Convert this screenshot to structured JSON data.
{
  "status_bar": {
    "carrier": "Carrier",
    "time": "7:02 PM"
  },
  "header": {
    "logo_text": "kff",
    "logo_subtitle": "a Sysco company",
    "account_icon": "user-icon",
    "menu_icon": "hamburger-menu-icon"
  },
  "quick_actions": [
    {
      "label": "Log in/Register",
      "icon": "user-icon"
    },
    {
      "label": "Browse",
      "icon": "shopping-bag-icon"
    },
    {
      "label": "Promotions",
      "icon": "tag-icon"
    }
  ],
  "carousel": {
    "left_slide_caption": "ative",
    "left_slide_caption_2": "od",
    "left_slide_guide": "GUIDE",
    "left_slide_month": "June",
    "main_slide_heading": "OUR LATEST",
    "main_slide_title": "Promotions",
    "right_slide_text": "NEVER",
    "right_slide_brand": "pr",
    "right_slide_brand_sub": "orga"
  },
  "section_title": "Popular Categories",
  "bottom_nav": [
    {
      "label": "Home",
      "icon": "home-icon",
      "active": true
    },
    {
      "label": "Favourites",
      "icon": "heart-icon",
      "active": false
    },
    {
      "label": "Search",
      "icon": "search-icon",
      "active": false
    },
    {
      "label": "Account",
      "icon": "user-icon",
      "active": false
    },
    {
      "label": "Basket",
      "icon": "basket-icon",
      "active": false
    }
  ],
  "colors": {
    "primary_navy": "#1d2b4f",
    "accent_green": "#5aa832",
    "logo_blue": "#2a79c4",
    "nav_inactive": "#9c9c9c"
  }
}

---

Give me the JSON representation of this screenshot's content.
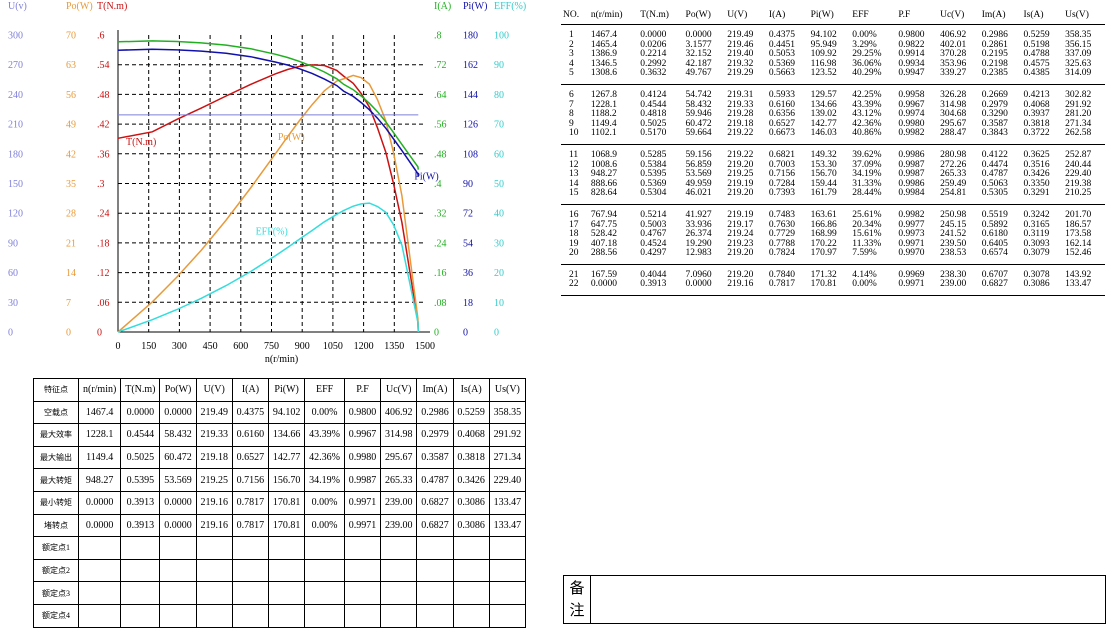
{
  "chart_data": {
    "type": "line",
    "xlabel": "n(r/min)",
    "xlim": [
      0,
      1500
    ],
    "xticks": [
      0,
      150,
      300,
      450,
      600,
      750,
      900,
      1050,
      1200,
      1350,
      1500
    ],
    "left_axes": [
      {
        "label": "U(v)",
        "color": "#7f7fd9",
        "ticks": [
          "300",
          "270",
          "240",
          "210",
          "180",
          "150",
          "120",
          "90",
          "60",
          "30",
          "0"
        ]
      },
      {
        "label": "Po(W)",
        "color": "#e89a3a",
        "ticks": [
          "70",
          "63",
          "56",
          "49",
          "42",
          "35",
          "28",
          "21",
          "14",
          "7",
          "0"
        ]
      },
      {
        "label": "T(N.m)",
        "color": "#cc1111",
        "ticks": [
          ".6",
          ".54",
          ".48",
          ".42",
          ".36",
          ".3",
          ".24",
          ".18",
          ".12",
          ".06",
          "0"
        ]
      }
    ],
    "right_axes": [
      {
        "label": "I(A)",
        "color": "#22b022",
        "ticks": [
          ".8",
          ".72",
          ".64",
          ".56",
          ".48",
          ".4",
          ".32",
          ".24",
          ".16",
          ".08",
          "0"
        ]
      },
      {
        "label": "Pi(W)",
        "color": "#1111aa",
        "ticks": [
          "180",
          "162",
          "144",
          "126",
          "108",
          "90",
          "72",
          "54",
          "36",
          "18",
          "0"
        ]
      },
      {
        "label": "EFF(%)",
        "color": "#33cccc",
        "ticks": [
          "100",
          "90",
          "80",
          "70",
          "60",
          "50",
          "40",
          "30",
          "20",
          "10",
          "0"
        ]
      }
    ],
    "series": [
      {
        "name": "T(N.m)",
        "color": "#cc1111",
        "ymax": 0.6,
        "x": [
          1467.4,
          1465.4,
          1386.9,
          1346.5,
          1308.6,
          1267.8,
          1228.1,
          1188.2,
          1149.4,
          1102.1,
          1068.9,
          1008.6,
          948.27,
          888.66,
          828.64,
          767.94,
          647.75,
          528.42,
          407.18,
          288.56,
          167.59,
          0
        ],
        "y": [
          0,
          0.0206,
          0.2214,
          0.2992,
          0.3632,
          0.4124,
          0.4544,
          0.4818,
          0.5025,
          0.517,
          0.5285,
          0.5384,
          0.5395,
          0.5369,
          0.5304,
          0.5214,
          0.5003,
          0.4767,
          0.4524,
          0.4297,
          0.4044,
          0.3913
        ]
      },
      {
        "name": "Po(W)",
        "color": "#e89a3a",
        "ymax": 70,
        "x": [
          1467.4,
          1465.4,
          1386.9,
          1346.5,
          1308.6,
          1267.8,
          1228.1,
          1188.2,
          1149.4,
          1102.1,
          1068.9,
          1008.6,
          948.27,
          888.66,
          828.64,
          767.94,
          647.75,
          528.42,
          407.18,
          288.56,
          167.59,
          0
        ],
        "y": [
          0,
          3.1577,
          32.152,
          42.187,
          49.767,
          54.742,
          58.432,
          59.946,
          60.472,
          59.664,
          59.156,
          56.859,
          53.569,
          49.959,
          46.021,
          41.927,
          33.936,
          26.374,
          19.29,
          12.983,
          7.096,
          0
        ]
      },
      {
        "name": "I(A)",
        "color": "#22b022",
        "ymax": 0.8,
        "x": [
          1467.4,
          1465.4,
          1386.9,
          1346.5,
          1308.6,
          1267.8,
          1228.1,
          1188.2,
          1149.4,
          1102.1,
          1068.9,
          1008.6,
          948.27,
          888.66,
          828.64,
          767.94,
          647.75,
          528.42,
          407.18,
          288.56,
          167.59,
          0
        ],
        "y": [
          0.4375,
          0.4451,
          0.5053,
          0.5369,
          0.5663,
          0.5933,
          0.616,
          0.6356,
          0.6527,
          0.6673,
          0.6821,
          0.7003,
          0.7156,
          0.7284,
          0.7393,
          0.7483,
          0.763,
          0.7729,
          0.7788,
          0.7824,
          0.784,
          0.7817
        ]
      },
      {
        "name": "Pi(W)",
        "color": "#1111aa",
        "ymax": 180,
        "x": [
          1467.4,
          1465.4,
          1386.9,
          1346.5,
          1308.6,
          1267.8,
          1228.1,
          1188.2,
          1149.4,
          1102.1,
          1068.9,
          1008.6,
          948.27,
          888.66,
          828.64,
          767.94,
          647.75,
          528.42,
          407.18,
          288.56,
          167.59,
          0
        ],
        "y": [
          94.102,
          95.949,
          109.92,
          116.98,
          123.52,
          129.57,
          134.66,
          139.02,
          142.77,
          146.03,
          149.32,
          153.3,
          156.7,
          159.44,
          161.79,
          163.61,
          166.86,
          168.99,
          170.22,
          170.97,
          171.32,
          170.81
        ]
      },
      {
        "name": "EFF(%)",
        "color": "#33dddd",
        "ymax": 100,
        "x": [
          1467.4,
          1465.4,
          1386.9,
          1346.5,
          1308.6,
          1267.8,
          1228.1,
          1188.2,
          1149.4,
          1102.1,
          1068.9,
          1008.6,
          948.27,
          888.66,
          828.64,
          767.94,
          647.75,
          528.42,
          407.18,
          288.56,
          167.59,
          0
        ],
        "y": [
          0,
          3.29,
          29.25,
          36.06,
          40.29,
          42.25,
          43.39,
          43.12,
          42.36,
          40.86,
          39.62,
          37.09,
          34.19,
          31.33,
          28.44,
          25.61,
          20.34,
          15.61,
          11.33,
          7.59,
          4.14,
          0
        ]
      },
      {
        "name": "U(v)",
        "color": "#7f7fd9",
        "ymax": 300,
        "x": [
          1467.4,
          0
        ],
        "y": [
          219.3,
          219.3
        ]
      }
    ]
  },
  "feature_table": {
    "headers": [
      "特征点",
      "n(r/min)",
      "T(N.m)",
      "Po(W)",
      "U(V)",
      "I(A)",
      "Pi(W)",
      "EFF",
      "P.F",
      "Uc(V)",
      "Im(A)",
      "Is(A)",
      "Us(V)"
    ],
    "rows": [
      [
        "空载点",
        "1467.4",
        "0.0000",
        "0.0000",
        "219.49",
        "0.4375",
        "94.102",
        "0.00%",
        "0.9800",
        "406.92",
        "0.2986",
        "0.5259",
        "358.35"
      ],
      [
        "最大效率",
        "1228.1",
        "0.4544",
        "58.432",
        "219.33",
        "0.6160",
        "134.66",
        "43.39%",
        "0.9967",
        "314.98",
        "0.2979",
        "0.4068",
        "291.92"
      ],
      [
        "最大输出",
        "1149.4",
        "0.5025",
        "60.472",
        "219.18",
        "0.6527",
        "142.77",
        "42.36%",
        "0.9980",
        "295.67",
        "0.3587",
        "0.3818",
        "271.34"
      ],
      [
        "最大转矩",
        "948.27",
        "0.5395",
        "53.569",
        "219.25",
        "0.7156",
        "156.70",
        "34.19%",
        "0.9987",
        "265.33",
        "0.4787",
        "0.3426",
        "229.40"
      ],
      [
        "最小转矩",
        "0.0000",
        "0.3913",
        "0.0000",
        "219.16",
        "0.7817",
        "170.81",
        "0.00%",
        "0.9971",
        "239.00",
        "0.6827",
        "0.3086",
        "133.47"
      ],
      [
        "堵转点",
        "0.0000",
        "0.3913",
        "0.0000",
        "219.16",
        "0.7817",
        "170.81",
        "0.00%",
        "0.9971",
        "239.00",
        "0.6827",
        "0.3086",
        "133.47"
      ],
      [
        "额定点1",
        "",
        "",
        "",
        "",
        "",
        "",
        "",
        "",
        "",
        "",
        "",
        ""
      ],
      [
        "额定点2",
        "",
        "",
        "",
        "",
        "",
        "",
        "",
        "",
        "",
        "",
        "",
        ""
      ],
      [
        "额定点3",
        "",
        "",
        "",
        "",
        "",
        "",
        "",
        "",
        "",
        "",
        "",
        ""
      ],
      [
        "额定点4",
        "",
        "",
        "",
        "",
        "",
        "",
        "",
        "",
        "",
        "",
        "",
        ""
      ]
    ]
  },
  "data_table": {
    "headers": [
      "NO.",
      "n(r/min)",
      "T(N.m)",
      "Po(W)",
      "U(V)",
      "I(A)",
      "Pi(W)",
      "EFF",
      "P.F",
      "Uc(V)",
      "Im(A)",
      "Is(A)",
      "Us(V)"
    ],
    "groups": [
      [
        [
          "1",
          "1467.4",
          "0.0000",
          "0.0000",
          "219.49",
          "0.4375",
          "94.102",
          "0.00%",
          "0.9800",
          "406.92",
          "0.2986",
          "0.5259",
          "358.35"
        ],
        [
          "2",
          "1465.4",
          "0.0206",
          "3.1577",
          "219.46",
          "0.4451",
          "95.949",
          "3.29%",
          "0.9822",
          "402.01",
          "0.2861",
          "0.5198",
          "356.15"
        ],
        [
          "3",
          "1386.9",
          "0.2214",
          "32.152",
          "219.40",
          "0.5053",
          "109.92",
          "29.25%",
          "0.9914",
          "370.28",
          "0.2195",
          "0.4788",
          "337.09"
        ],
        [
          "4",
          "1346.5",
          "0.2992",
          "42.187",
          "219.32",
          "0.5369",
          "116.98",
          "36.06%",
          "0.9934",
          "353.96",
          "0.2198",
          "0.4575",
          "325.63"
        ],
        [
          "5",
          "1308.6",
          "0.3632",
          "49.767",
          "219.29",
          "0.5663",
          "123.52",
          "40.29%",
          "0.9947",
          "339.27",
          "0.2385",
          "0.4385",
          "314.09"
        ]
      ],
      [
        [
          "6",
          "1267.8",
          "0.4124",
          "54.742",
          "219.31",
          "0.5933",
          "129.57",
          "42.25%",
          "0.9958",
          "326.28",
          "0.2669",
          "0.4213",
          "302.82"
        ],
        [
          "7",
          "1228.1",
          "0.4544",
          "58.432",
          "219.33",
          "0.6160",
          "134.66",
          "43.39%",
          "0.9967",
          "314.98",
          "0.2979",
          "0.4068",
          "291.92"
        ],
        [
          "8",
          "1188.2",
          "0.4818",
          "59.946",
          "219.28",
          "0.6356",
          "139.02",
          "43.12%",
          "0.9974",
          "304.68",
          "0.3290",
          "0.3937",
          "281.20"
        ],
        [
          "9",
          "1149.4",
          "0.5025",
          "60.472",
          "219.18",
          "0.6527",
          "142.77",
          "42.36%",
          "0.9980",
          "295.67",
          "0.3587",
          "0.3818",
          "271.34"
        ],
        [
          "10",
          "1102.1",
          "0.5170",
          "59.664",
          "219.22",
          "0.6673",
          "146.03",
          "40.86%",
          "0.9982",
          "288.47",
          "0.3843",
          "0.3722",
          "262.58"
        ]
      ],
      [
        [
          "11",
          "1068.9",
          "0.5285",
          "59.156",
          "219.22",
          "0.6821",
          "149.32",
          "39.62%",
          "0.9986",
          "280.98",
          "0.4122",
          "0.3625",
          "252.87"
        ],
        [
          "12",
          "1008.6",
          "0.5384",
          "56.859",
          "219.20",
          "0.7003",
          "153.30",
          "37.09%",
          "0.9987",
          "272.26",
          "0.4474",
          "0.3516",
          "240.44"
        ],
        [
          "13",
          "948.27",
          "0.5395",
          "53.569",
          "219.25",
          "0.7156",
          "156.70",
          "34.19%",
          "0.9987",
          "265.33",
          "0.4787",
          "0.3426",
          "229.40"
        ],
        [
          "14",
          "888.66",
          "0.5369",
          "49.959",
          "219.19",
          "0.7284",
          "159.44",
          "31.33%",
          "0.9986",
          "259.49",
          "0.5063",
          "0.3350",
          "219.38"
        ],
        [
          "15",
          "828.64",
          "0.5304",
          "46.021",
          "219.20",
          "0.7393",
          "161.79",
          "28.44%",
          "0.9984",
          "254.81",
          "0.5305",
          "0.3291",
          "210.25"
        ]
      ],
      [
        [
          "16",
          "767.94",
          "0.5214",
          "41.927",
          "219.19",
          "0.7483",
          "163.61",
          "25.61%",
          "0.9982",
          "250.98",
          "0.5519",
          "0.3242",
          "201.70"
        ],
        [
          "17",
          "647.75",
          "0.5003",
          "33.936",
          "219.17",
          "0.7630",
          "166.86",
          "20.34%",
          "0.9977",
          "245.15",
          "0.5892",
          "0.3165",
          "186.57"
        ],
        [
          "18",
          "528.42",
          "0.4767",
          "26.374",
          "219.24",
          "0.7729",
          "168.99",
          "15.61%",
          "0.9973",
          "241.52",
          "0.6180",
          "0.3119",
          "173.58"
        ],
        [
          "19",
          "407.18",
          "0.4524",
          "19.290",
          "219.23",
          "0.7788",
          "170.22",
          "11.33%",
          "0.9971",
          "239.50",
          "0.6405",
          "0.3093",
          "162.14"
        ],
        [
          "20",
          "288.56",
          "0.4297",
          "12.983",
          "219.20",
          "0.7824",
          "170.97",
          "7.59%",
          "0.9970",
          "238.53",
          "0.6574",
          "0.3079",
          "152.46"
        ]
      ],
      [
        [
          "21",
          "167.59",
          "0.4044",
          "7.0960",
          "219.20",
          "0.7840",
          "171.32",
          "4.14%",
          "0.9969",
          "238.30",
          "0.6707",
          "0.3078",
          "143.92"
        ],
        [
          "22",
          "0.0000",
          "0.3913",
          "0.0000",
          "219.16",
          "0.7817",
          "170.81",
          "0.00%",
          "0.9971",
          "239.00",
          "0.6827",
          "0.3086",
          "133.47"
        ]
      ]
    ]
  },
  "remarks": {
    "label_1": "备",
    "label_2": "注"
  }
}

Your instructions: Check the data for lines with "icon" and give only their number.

Reply: 10